**Record extracts:**
******

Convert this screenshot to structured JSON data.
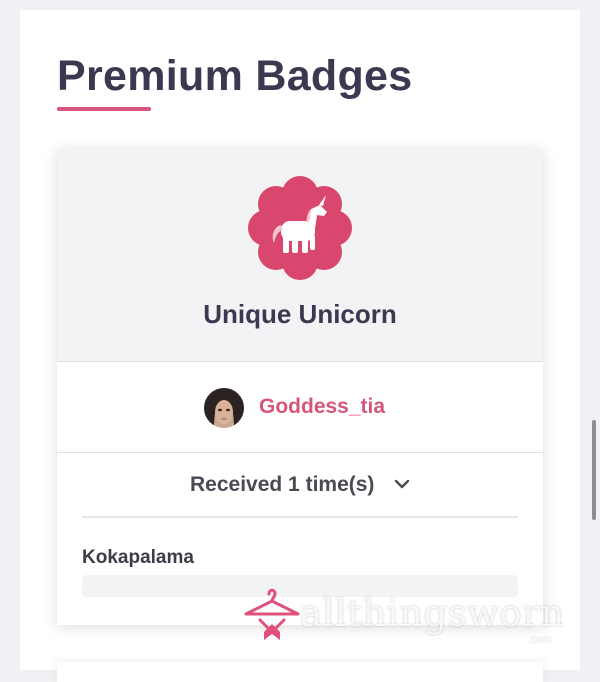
{
  "page": {
    "title": "Premium Badges"
  },
  "badge": {
    "name": "Unique Unicorn",
    "icon": "unicorn-icon",
    "icon_color": "#d9476e"
  },
  "seller": {
    "name": "Goddess_tia",
    "name_color": "#d6577a"
  },
  "received": {
    "label": "Received 1 time(s)",
    "icon": "chevron-down-icon"
  },
  "recipients": [
    {
      "name": "Kokapalama"
    }
  ],
  "watermark": {
    "text": "allthingsworn",
    "sub": ".com",
    "icon": "hanger-bow-icon"
  },
  "colors": {
    "accent": "#d6577a",
    "title": "#3a3950",
    "background": "#f0f1f4"
  }
}
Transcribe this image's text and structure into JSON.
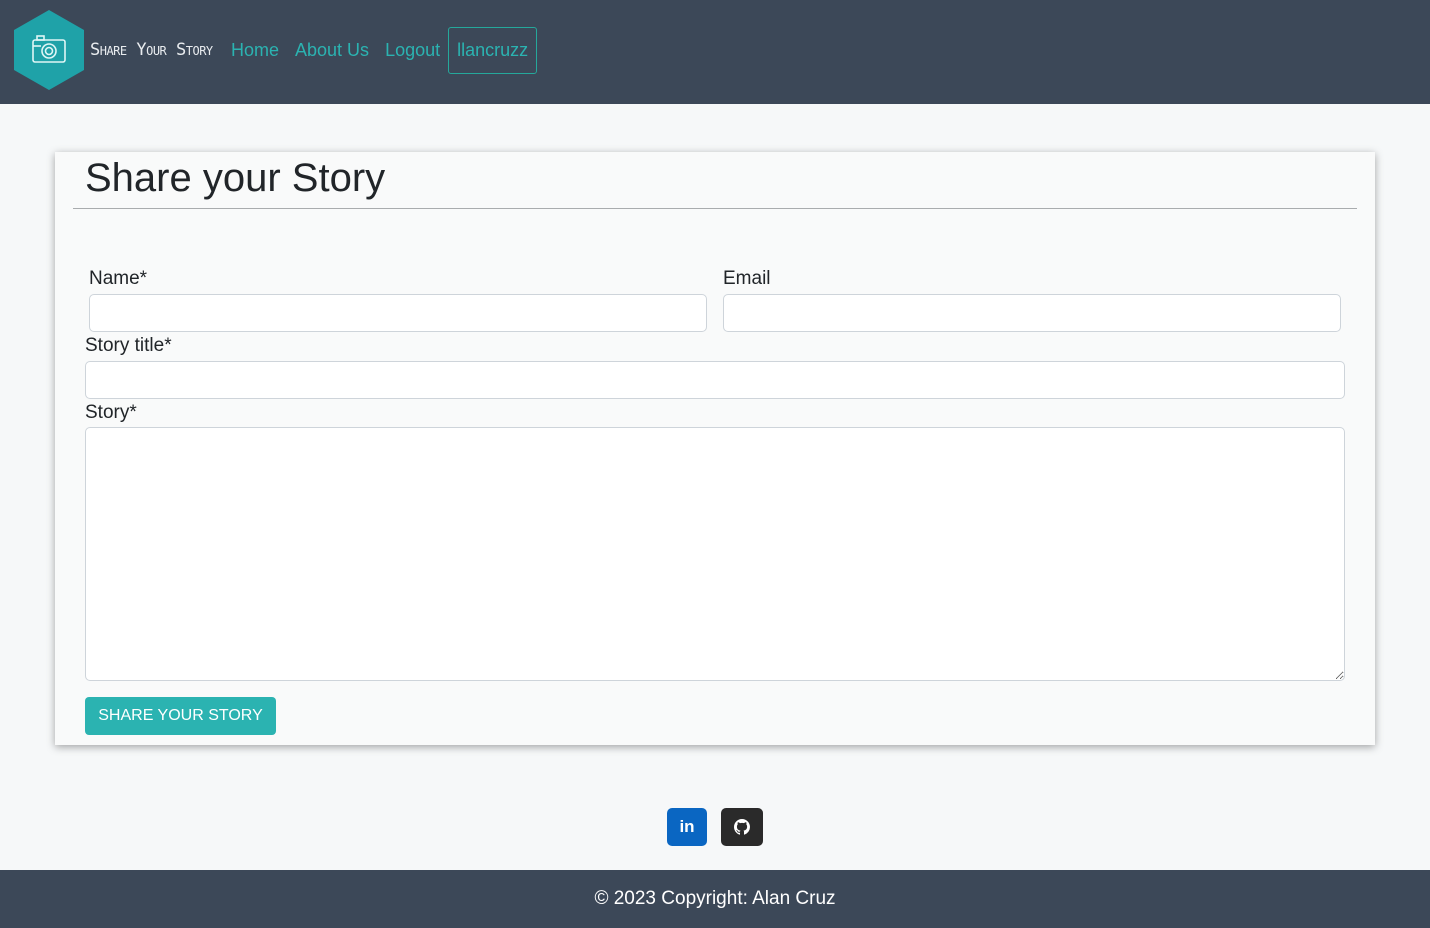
{
  "header": {
    "brand_text": "Share Your Story",
    "logo_icon": "camera-icon",
    "nav": {
      "home": "Home",
      "about": "About Us",
      "logout": "Logout",
      "user": "llancruzz"
    }
  },
  "colors": {
    "header_bg": "#3c4858",
    "accent": "#2bb3b1",
    "linkedin": "#0a66c2",
    "github": "#2a2a2a"
  },
  "form": {
    "title": "Share your Story",
    "name_label": "Name*",
    "name_value": "",
    "email_label": "Email",
    "email_value": "",
    "story_title_label": "Story title*",
    "story_title_value": "",
    "story_label": "Story*",
    "story_value": "",
    "submit_label": "Share your story"
  },
  "social": {
    "linkedin_glyph": "in",
    "linkedin_icon": "linkedin-icon",
    "github_icon": "github-icon"
  },
  "footer": {
    "copyright": "© 2023 Copyright: Alan Cruz"
  }
}
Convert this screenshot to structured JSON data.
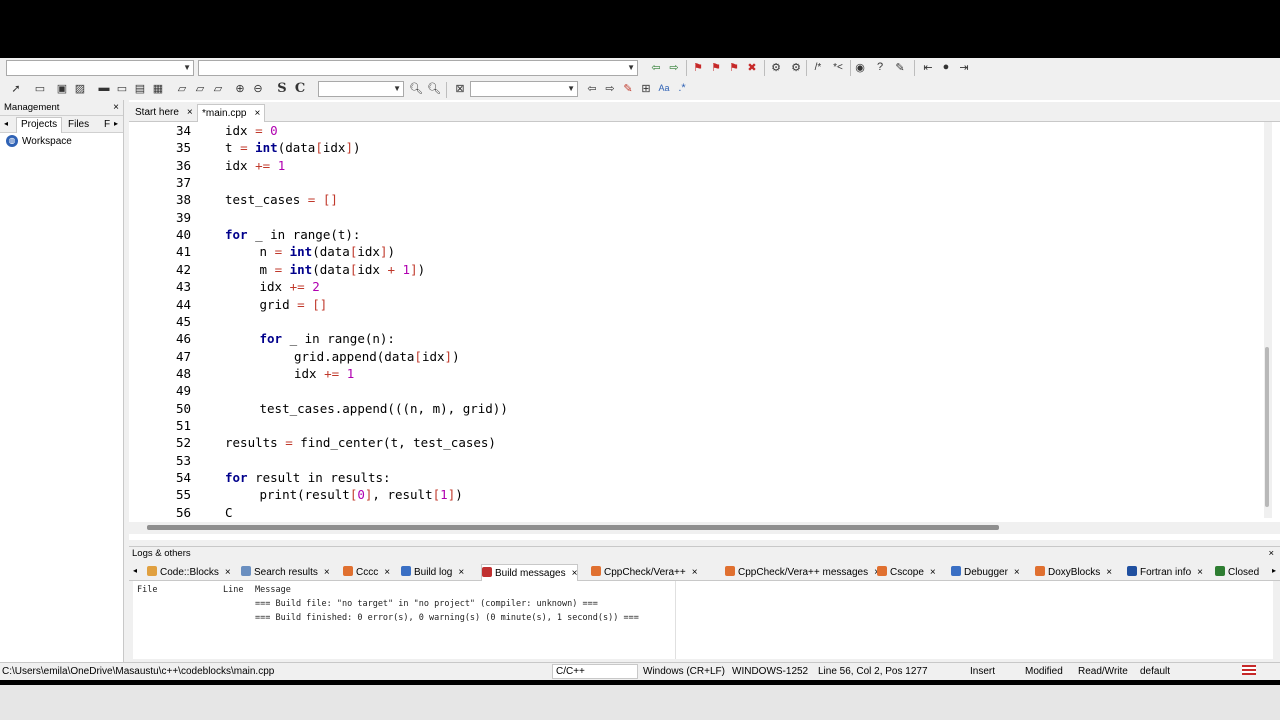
{
  "editor": {
    "tabs": [
      {
        "label": "Start here",
        "close": "×"
      },
      {
        "label": "*main.cpp",
        "close": "×"
      }
    ],
    "lines": [
      {
        "num": "34",
        "indent": 0,
        "tokens": [
          [
            "t",
            "idx "
          ],
          [
            "op",
            "="
          ],
          [
            "t",
            " "
          ],
          [
            "num",
            "0"
          ]
        ]
      },
      {
        "num": "35",
        "indent": 0,
        "tokens": [
          [
            "t",
            "t "
          ],
          [
            "op",
            "="
          ],
          [
            "t",
            " "
          ],
          [
            "kw",
            "int"
          ],
          [
            "t",
            "(data"
          ],
          [
            "op",
            "["
          ],
          [
            "t",
            "idx"
          ],
          [
            "op",
            "]"
          ],
          [
            "t",
            ")"
          ]
        ]
      },
      {
        "num": "36",
        "indent": 0,
        "tokens": [
          [
            "t",
            "idx "
          ],
          [
            "op",
            "+="
          ],
          [
            "t",
            " "
          ],
          [
            "num",
            "1"
          ]
        ]
      },
      {
        "num": "37",
        "indent": 0,
        "tokens": []
      },
      {
        "num": "38",
        "indent": 0,
        "tokens": [
          [
            "t",
            "test_cases "
          ],
          [
            "op",
            "="
          ],
          [
            "t",
            " "
          ],
          [
            "op",
            "[]"
          ]
        ]
      },
      {
        "num": "39",
        "indent": 0,
        "tokens": []
      },
      {
        "num": "40",
        "indent": 0,
        "tokens": [
          [
            "kw",
            "for"
          ],
          [
            "t",
            " _ in range(t):"
          ]
        ]
      },
      {
        "num": "41",
        "indent": 1,
        "tokens": [
          [
            "t",
            "n "
          ],
          [
            "op",
            "="
          ],
          [
            "t",
            " "
          ],
          [
            "kw",
            "int"
          ],
          [
            "t",
            "(data"
          ],
          [
            "op",
            "["
          ],
          [
            "t",
            "idx"
          ],
          [
            "op",
            "]"
          ],
          [
            "t",
            ")"
          ]
        ]
      },
      {
        "num": "42",
        "indent": 1,
        "tokens": [
          [
            "t",
            "m "
          ],
          [
            "op",
            "="
          ],
          [
            "t",
            " "
          ],
          [
            "kw",
            "int"
          ],
          [
            "t",
            "(data"
          ],
          [
            "op",
            "["
          ],
          [
            "t",
            "idx "
          ],
          [
            "op",
            "+"
          ],
          [
            "t",
            " "
          ],
          [
            "num",
            "1"
          ],
          [
            "op",
            "]"
          ],
          [
            "t",
            ")"
          ]
        ]
      },
      {
        "num": "43",
        "indent": 1,
        "tokens": [
          [
            "t",
            "idx "
          ],
          [
            "op",
            "+="
          ],
          [
            "t",
            " "
          ],
          [
            "num",
            "2"
          ]
        ]
      },
      {
        "num": "44",
        "indent": 1,
        "tokens": [
          [
            "t",
            "grid "
          ],
          [
            "op",
            "="
          ],
          [
            "t",
            " "
          ],
          [
            "op",
            "[]"
          ]
        ]
      },
      {
        "num": "45",
        "indent": 0,
        "tokens": []
      },
      {
        "num": "46",
        "indent": 1,
        "tokens": [
          [
            "kw",
            "for"
          ],
          [
            "t",
            " _ in range(n):"
          ]
        ]
      },
      {
        "num": "47",
        "indent": 2,
        "tokens": [
          [
            "t",
            "grid.append(data"
          ],
          [
            "op",
            "["
          ],
          [
            "t",
            "idx"
          ],
          [
            "op",
            "]"
          ],
          [
            "t",
            ")"
          ]
        ]
      },
      {
        "num": "48",
        "indent": 2,
        "tokens": [
          [
            "t",
            "idx "
          ],
          [
            "op",
            "+="
          ],
          [
            "t",
            " "
          ],
          [
            "num",
            "1"
          ]
        ]
      },
      {
        "num": "49",
        "indent": 0,
        "tokens": []
      },
      {
        "num": "50",
        "indent": 1,
        "tokens": [
          [
            "t",
            "test_cases.append(((n, m), grid))"
          ]
        ]
      },
      {
        "num": "51",
        "indent": 0,
        "tokens": []
      },
      {
        "num": "52",
        "indent": 0,
        "tokens": [
          [
            "t",
            "results "
          ],
          [
            "op",
            "="
          ],
          [
            "t",
            " find_center(t, test_cases)"
          ]
        ]
      },
      {
        "num": "53",
        "indent": 0,
        "tokens": []
      },
      {
        "num": "54",
        "indent": 0,
        "tokens": [
          [
            "kw",
            "for"
          ],
          [
            "t",
            " result in results:"
          ]
        ]
      },
      {
        "num": "55",
        "indent": 1,
        "tokens": [
          [
            "t",
            "print(result"
          ],
          [
            "op",
            "["
          ],
          [
            "num",
            "0"
          ],
          [
            "op",
            "]"
          ],
          [
            "t",
            ", result"
          ],
          [
            "op",
            "["
          ],
          [
            "num",
            "1"
          ],
          [
            "op",
            "]"
          ],
          [
            "t",
            ")"
          ]
        ]
      },
      {
        "num": "56",
        "indent": 0,
        "tokens": [
          [
            "t",
            "C"
          ]
        ]
      }
    ]
  },
  "management": {
    "title": "Management",
    "close": "×",
    "tabs": [
      "Projects",
      "Files",
      "F"
    ],
    "workspace": "Workspace"
  },
  "logs": {
    "title": "Logs & others",
    "close": "×",
    "tabs": [
      {
        "label": "Code::Blocks",
        "color": "#e0a040"
      },
      {
        "label": "Search results",
        "color": "#6a8fc0"
      },
      {
        "label": "Cccc",
        "color": "#e07030"
      },
      {
        "label": "Build log",
        "color": "#3a6fc4"
      },
      {
        "label": "Build messages",
        "color": "#c03030"
      },
      {
        "label": "CppCheck/Vera++",
        "color": "#e07030"
      },
      {
        "label": "CppCheck/Vera++ messages",
        "color": "#e07030"
      },
      {
        "label": "Cscope",
        "color": "#e07030"
      },
      {
        "label": "Debugger",
        "color": "#3a6fc4"
      },
      {
        "label": "DoxyBlocks",
        "color": "#e07030"
      },
      {
        "label": "Fortran info",
        "color": "#2050a0"
      },
      {
        "label": "Closed",
        "color": "#2e7d32"
      }
    ],
    "headers": {
      "file": "File",
      "line": "Line",
      "message": "Message"
    },
    "messages": [
      "=== Build file: \"no target\" in \"no project\" (compiler: unknown) ===",
      "=== Build finished: 0 error(s), 0 warning(s) (0 minute(s), 1 second(s)) ==="
    ]
  },
  "status": {
    "path": "C:\\Users\\emila\\OneDrive\\Masaustu\\c++\\codeblocks\\main.cpp",
    "language": "C/C++",
    "eol": "Windows (CR+LF)",
    "encoding": "WINDOWS-1252",
    "position": "Line 56, Col 2, Pos 1277",
    "mode": "Insert",
    "modified": "Modified",
    "access": "Read/Write",
    "profile": "default"
  },
  "toolbar": {
    "bold_s": "S",
    "bold_c": "C"
  }
}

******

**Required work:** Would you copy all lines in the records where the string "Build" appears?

**Answer to this task:**
        "label": "Build log",
        "label": "Build messages",
      "=== Build file: \"no target\" in \"no project\" (compiler: unknown) ===",
      "=== Build finished: 0 error(s), 0 warning(s) (0 minute(s), 1 second(s)) ==="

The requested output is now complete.